:: Exercise objective ::
The answer must reproduce all of the data below exactly and contain no images.

::: Dataset extract

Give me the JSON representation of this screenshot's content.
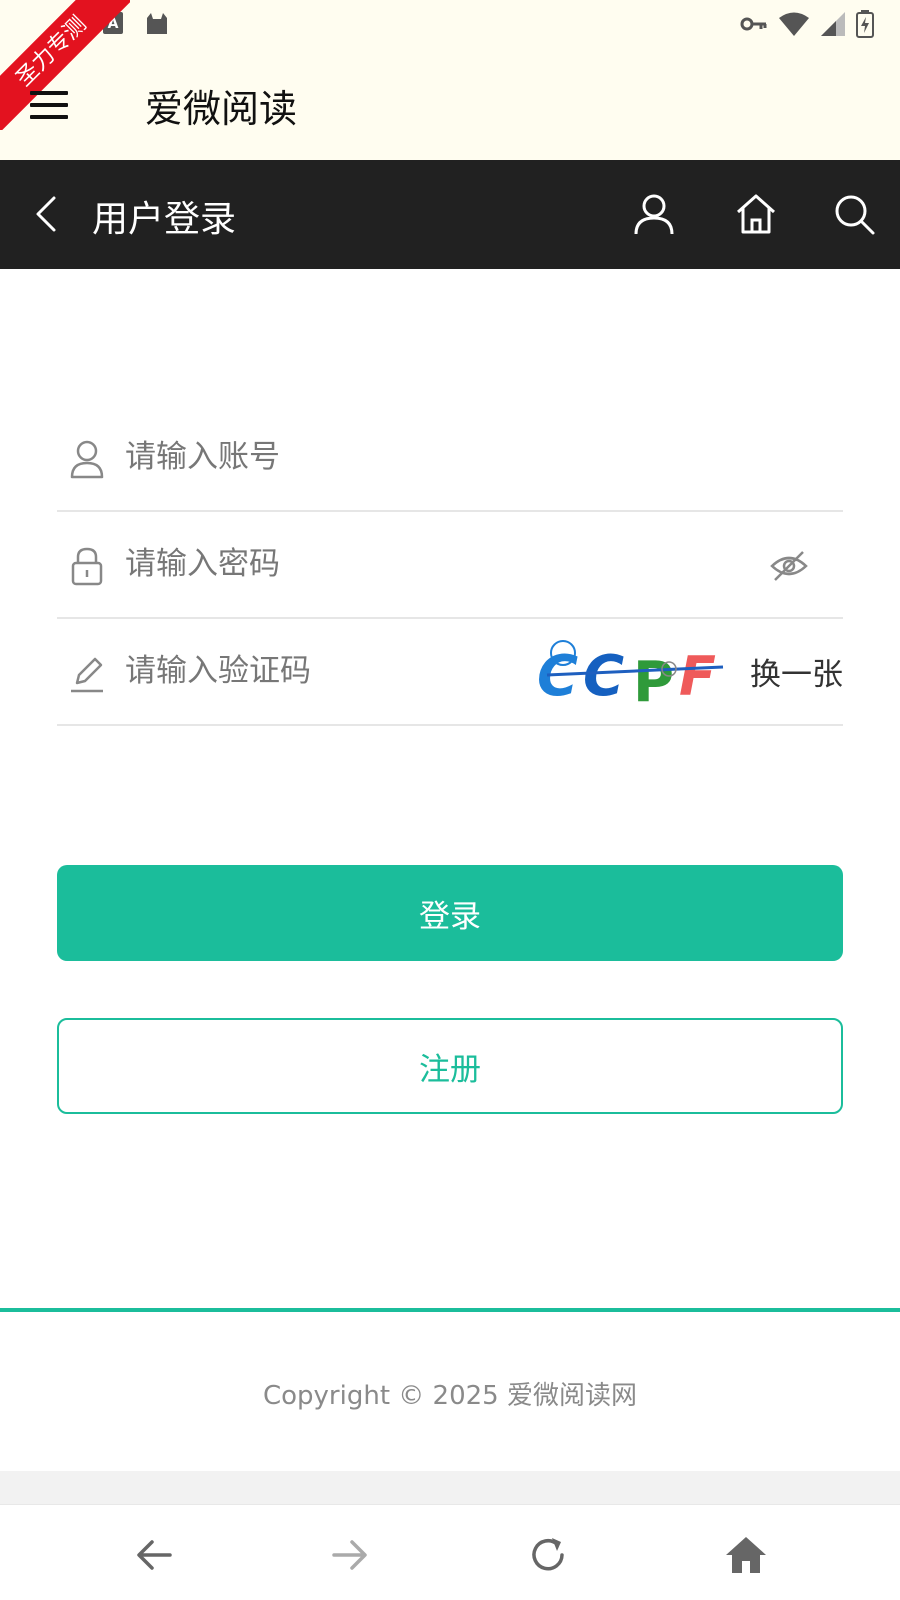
{
  "status_bar": {
    "left_icons": [
      "circle-icon",
      "font-a-icon",
      "cat-icon"
    ],
    "right_icons": [
      "key-icon",
      "wifi-icon",
      "signal-icon",
      "battery-charging-icon"
    ]
  },
  "ribbon": {
    "text": "圣力专测"
  },
  "app_header": {
    "title": "爱微阅读"
  },
  "nav_bar": {
    "title": "用户登录"
  },
  "form": {
    "account_placeholder": "请输入账号",
    "password_placeholder": "请输入密码",
    "captcha_placeholder": "请输入验证码",
    "captcha_text": "CCPF",
    "refresh_label": "换一张"
  },
  "buttons": {
    "login": "登录",
    "register": "注册"
  },
  "footer": {
    "copyright": "Copyright © 2025 爱微阅读网"
  },
  "colors": {
    "accent": "#1bbd9b",
    "nav_bg": "#212121",
    "header_bg": "#fffdf0",
    "ribbon": "#e3121f"
  }
}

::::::

:: Your solution ::
Give me the JSON representation of this screenshot's content.
{
  "status_bar": {
    "left_icons": [
      "circle-icon",
      "font-a-icon",
      "cat-icon"
    ],
    "right_icons": [
      "key-icon",
      "wifi-icon",
      "signal-icon",
      "battery-charging-icon"
    ]
  },
  "ribbon": {
    "text": "圣力专测"
  },
  "app_header": {
    "title": "爱微阅读"
  },
  "nav_bar": {
    "title": "用户登录"
  },
  "form": {
    "account_placeholder": "请输入账号",
    "password_placeholder": "请输入密码",
    "captcha_placeholder": "请输入验证码",
    "captcha_text": "CCPF",
    "refresh_label": "换一张"
  },
  "buttons": {
    "login": "登录",
    "register": "注册"
  },
  "footer": {
    "copyright": "Copyright © 2025 爱微阅读网"
  },
  "colors": {
    "accent": "#1bbd9b",
    "nav_bg": "#212121",
    "header_bg": "#fffdf0",
    "ribbon": "#e3121f"
  }
}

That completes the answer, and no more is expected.